As ballots closed at 10 p.m. Tuesday after a bitterly fought election day, exit polls published on Israel’s three main television channels predicted divergent results, with one outlet giving a possible slight advantage to the center-left and the other two showing the right-wing bloc far better-placed to form a coalition.
Two out of three exit polls predicted that Blue and White headed by former IDF chief of staff Benny Gantz would emerge as the biggest party in the next Knesset with 36-37 seats, compared with 33-36 for Prime Minister Benjamin Netanyahu’s Likud party. A third exit poll predicted a tie between the two parties.
The exit polls said that several small parties on both the right and the left would fall short of the 3.25% of votes needed to enter the Knesset, which could dramatically affect who will be the next prime minister.
Moshe Feiglin’s Zehut — which was predicted to get four to seven seats in recent opinion polls — wasn’t seen in any exit polls to pass the electoral threshold. Two of the exit polls also said Naftali Bennett’s New Right and the Arab Ra’am-Balad party wouldn’t be entering the next parliament, while the third exit poll predicted they would.
The right-wing bloc, made up of the current coalition parties, was predicted to get between 60 and 66 seats in the 120-member parliament. The center-left bloc was forecast to get 47-50, while the Arab parties won between 6 and 12 — a very wide gap that underlined the unreliability of the polls, amid earlier reports of low turnout among Israeli Arabs.
The divergent predictions mean Israelis will have to wait for the actual vote counts overnight and on Wednesday morning to learn whether Netanyahu will muster a majority coalition of right-wing parties or is likely to surrender his position to Gantz.
Exit polls have been proven wrong in the past. In the previous election in 2015, the exit polls saw a tie between Isaac Herzog’s Zionist Union and Netanyahu’s Likud, while in actuality Likud had won six seats more than Zionist Union.
Channel 12 exit poll:
Channel 13 exit poll:
Kan exit poll:
Over 10,000 polling stations closed at 10 p.m. after a heated campaign season reached its climax with a tense election day, in which almost all parties attempted to galvanize their base by claiming they were in dire straits due to low turnout among their voters.
The closely fought election pitted Likud against Blue and White, but also offered citizens a choice of 37 other diverse political parties, 25 of which weren’t considered to have a realistic chance of clearing the 3.25% threshold needed to enter the Knesset.
The decision regarding who will be the next prime minister ultimately lies with President Reuven Rivlin, who will meet with the leaders of all the parties that cleared the electoral threshold, hear who each of them recommends as prime minister, and determine which candidate has the best chance of forming a coalition of at least 61 out of the 120 elected Knesset members.

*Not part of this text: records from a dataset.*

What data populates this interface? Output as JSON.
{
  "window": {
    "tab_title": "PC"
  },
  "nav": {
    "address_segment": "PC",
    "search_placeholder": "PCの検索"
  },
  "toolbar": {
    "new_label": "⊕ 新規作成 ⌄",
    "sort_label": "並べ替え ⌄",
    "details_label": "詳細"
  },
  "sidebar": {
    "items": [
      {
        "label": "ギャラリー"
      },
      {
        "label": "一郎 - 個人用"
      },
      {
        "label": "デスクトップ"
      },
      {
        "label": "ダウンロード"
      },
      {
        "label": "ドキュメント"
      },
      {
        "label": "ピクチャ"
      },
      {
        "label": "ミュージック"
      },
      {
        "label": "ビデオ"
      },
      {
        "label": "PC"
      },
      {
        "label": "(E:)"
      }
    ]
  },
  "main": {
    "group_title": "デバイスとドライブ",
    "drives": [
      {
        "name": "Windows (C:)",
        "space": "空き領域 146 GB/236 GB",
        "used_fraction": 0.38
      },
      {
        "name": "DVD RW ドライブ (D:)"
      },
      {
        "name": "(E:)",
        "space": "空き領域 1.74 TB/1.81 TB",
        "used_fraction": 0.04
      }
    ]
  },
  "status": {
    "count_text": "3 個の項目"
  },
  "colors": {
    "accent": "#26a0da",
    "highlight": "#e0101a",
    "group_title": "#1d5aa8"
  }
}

Israel has never had a single-party government, and the next coalition, like the last one, seems certain to be a product of tense negotiations among about half a dozen parties that may take days or weeks.
Netanyahu, Blue and White number 2 Yair Lapid and others have suggested that a gap of more than two or three seats between Likud and Blue and White could be a significant factor in Rivlin’s decision on who should get the first shot at cobbling together a government.
Netanyahu has repeatedly claimed that Rivlin will choose whichever party is the biggest if no prime ministerial candidate has a sufficient number of recommendations from other party leaders to assemble a coalition, and warned that Rivlin is looking for an “excuse” to choose someone other than himself.
By law, the final election results must be published within eight days of the vote, but a spokesman for the Central Elections Committee said the counting would be finished on Thursday afternoon. All the counting is done manually, following the closing of the polling stations.
Buoyed by a tight alliance with US President Donald Trump but clouded by a series of looming corruption indictments, Netanyahu has been seeking a fifth term in office that would make him Israel’s longest-serving leader, surpassing founding father David Ben-Gurion. He has served consecutively for the past 10 years, and was also prime minister from 1996 to 1999.
Netanyahu faced his stiffest challenge in a decade from Gantz, a craggy former military chief making his first foray into politics, who united his fledgling faction with Lapid’s Yesh Atid party and former defense minister Moshe Ya’alon’s Telem party to create Blue and White.
In the campaign’s final days, Netanyahu has again played to his base and veered to the right, vowing to annex Jewish West Bank settlements if reelected and embarking on a media blitz in which he portrayed himself as the underdog and frantically warned that “the right-wing government is in danger.”
Hanging over Netanyahu is a likely indictment in three corruption cases, including one charge of bribery. Netanyahu has been rumored to be planning to condition, or tacitly link, entry to the post-election coalition he hopes to form on support for the so-called “French law,” which would shelter him from prosecution as long as he remains in office. Netanyahu has denied seeking such legislation.